B.C. Minister of Energy and Mines Bill Bennett said Tuesday that he will make his recommendation on the Site C hydroelectric dam project to the provincial cabinet by Christmas.
Bennett answered the side question at a press conference that announced the $83 per MW-h that BC Hydro plans to charge the LNG industry for power, as well as announcing an agreement made with the LNG Canada project to use BC Hydro electricity and build energy infrastructure to support a proposed export facility in Kitimat.
Asked how Site C might figure into the BC Hydro decision, Bennett said that last year’s ten-year demand forecast was for 3,000 gigawatt-hours (GW-h) of electricity for the entire LNG industry.
He said LNG Canada, if it goes ahead with a final investment decision, will need 2,000 GW-h all by itself, implying that the industry’s power needs could end up being even higher than officially anticipated.
“We’ll be at a point later, sometime in the next 10 years, where our demand forecast is probably going to have to be adjusted,” he said.
Bennett did say that B.C. currently has a current surplus of power, making the need for Site C uncertain at this exact moment.
“If we do need new generation, I know we would certainly acquire that electricity through Site C for less than $83 [the rate Hydro will be charging the LNG industry]. It remains to be seen if we can acquire new electricity for less than $83 from other sources.”
He added that as of now, he has been asked to make his recommendation on Site C to cabinet sometime before Christmas, though his “marching orders may change.”
On Monday the Chiefs and Councils of the Doig River and Blueberry River First Nations released a statement that they were united in their opposition to the proposed dam.
“Our ancestors were the first signatories to Treaty 8 in this province, signing the Treaty with Canada in 1900 on the banks of the Peace River at Old Fort,” Doig River Chief Norman Davis said in the release. “That river is a central part of our history and we strongly oppose its destruction.
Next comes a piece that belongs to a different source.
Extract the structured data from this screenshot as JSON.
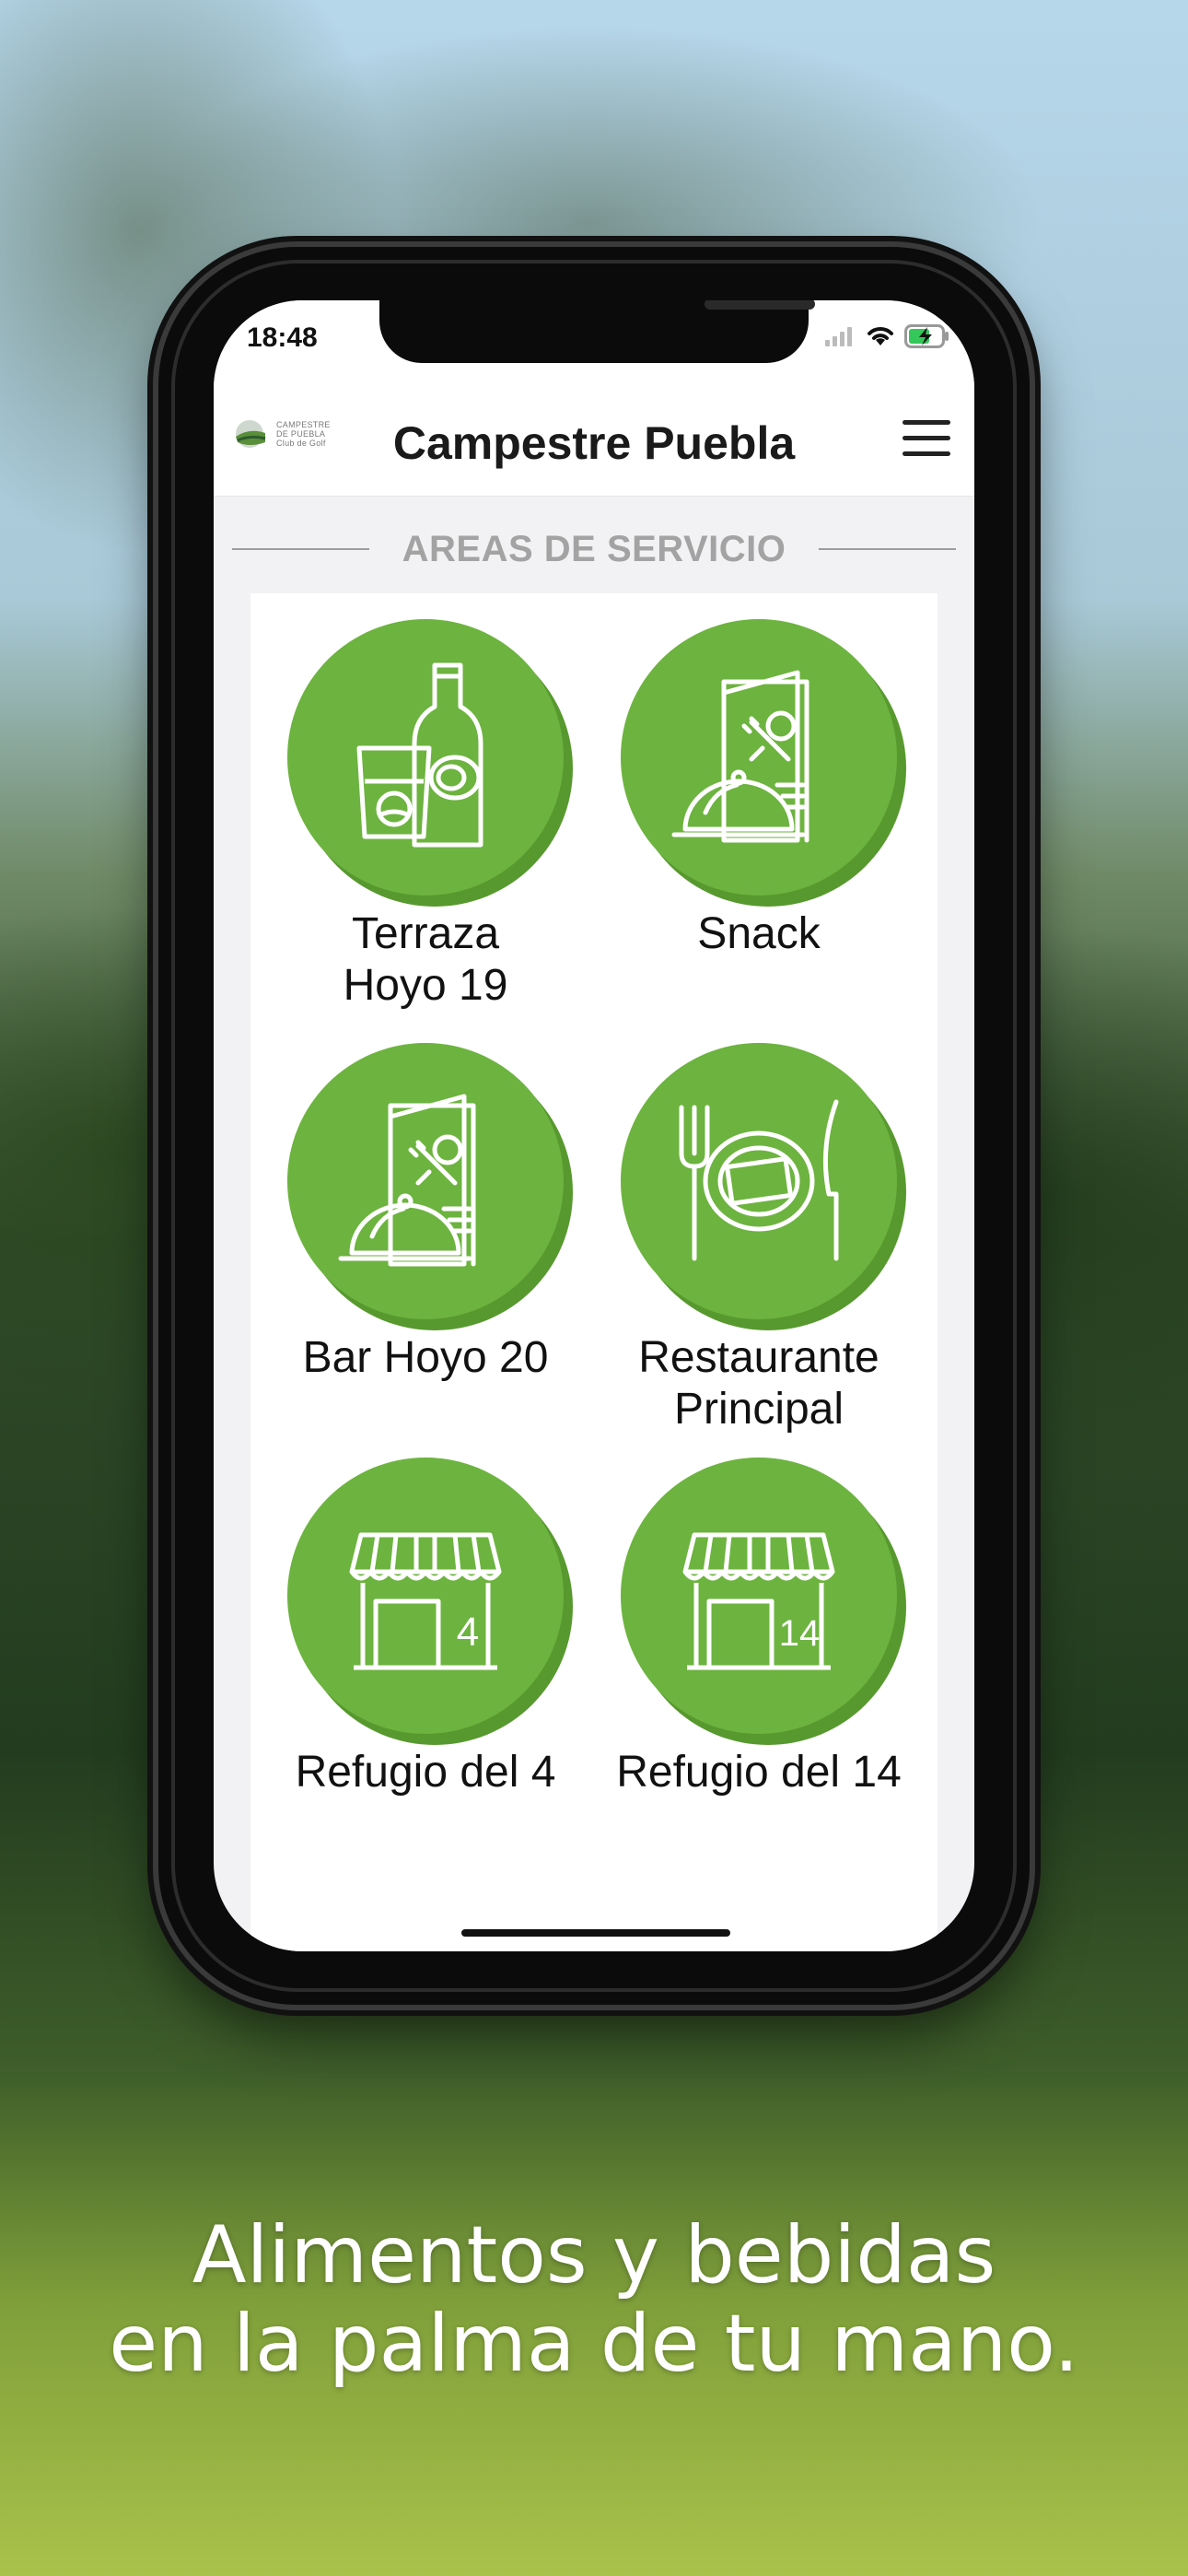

The river valley contains many culturally important sites, including the burial site of one of our former chiefs, Chief Attachie.”